Today's News

  • Oliver named Patrol’s second in command

    A Lancaster High school graduate now leads the S.C. Highway Patrol, and now a county native has moved up to second-in-command of the state agency.

    S.C. Department of Public Safety Director Mark Keel announced Thursday that Mike Oliver has been named lieutenant colonel of the Highway Patrol.

  • Cost of school lunches to increase

    Jesef Williams


     The Lancaster County School District is raising the cost of its meals and charging new fees for some summer school students.

    The school board approved the two pricing changes at its meeting Tuesday.

    Lunch prices

    Starting with the 2009-2010 school year, the district will charge students $1 for breakfast, an increase from the current 75 cents.

  • Council OKs $200,000 to help restore Old Presbyterian Church

    The city of Lancaster is intent on renovating a  historical church, but is asking other groups in the community to help with the funding.

    City Council voted unanimously March 10 to use $200,000 to stabilize Old Lancaster Presbyterian Church on West Gay Street.

    The church is the second-oldest brick structure in the county and is listed on the National Register of Historic Places.

  • Judge reduces bond for man facing felony DUI charge

    Judge Brooks Goldsmith lowered the bond for a man charged with the drunk-driving related death of his girlfriend last year.

    Robert Whisonant is charged with felony driving under the influence involving death and two counts of felony DUI resulting in great bodily injury.

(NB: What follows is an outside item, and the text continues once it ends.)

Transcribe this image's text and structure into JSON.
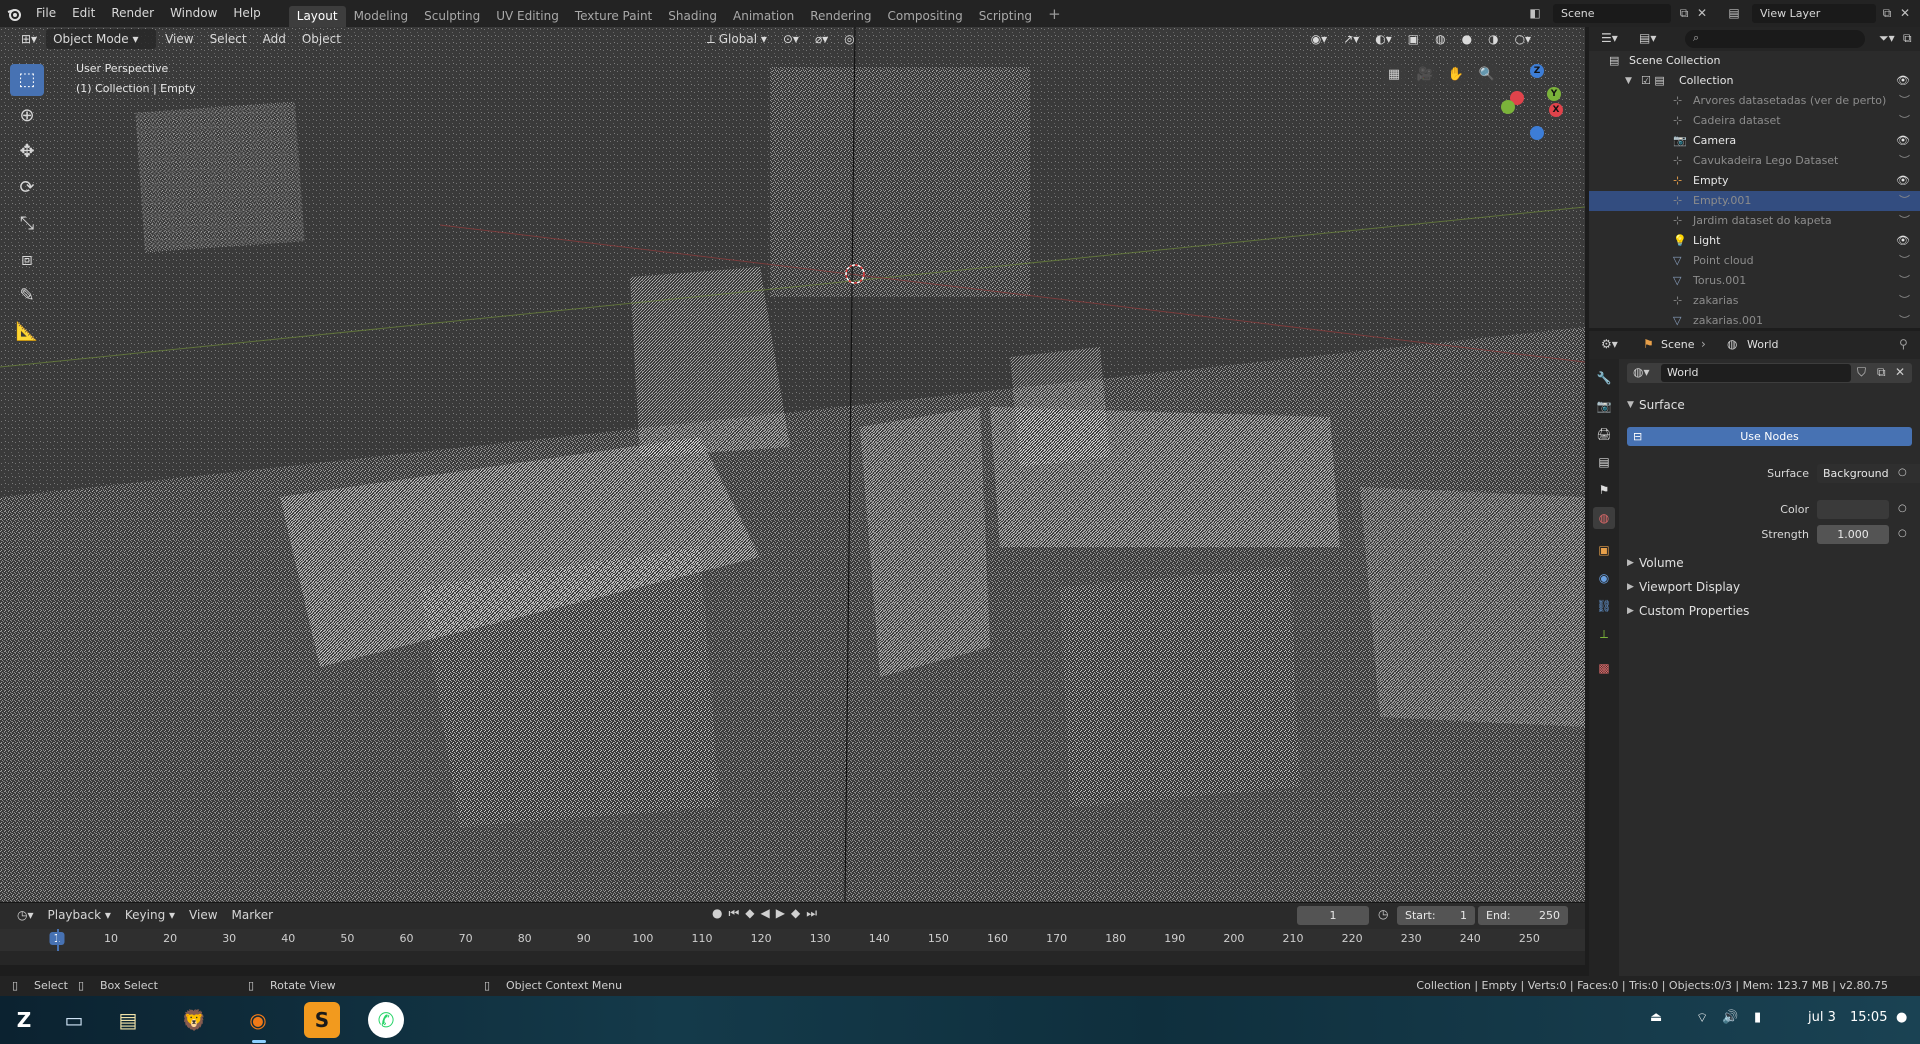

    Sixth Circuit Solicitor Doug Barfield said he didn’t think the bond needed to be reduced during a hearing Friday morning.

    “He’s got a pretty reasonable bond for the nature of the charges,” Barfield said.

  • House votes to fund USCL in new budget

    A local state senator says a major step has been taken to prevent the University of South Carolina at Lancaster from closing.

    On Thursday, the state House passed its version of the 2009-10 budget that includes appropriations for USCL.

    Sen. Mick Mulvaney, R-District 16, said the $2.16 million that has been budgeted for USCL should be enough for the campus to remain open.

    Earlier this year, Gov. Mark Sanford called for USCL’s closure within two years as part of his 2009-10 budget proposal.

  • Heath Springs Rodeo is Saturday

    HEATH SPRINGS – Saddle up for an afternoon filled with horses, bulls and a lot of fun and games.

    The 13th annual Heath Springs Rodeo is Saturday from 2 to 10:30 p.m. on Boyd Faile Road, off U.S. 521, behind Smalls Food Center.

    The event, sponsored by Heath Springs Elementary School’s Parent Teacher Organization, is held to raise money to buy classroom equipment and support various school projects.

    Admission is $7 for those 13 and older, and $3 for children ages 4 to 12. Children 3 and younger get in for free.

  • LearnTV participating in CBS project on Obama’s first 100 days

    The nation may get to see how Lancaster County is being affected by the first 100 days of Barack Obama’s presidency.

    Richie Knight, a producer with LearnTV (Comporium’s cable channel 18), entered a contest sponsored by CBS that asks locals why their community should be picked to chronicle the first 100 days of Obama as president.

    CBS picked one person from each state, and LearnTV was chosen to record thoughts from South Carolinians in the program.

  • Water rates rise in Arbor Place

    Christopher Sardelli


    INDIAN LAND – Residents in the Indian Land area of Arbor Place may soon see an increase in their water and sewer bills, though they may not know the change is coming.

    The rates hike will affect residents who live in the Panhandle subdivisions of Arbor Place and Aumond Glen, as well as businesses near those developments.

    The subdivisions are located off of Harrisburg Road.

  • 17.5 percent in county now jobless

    Lancaster County’s unemployment rate reached 17.5 percent in January.

    That’s up three points since December 2008, when the unemployment rate totaled 14.5 percent.

    David Veal, assistant area director for the S.C. Employment Security Commission, said layoffs and closings at Josalyn Clark, Springs Global, U.S. Textile, Wellman Inc. and ZF Lemforder contributed to the increase.

    Duracell has also shut down a few times for a week, with the company filing for unemployment benefits for workers, Veal said.

  • Thomas, Mulvaney argue at meeting

    Christopher Sardelli


    After almost an hour of heated debate with County Council Chairman Fred Thomas, Sen. Mick Mulvaney left the council chambers scratching his head in confusion Wednesday night.

    “That was the strangest hour and a half I’ve ever been a part of,” Mulvaney said after the meeting.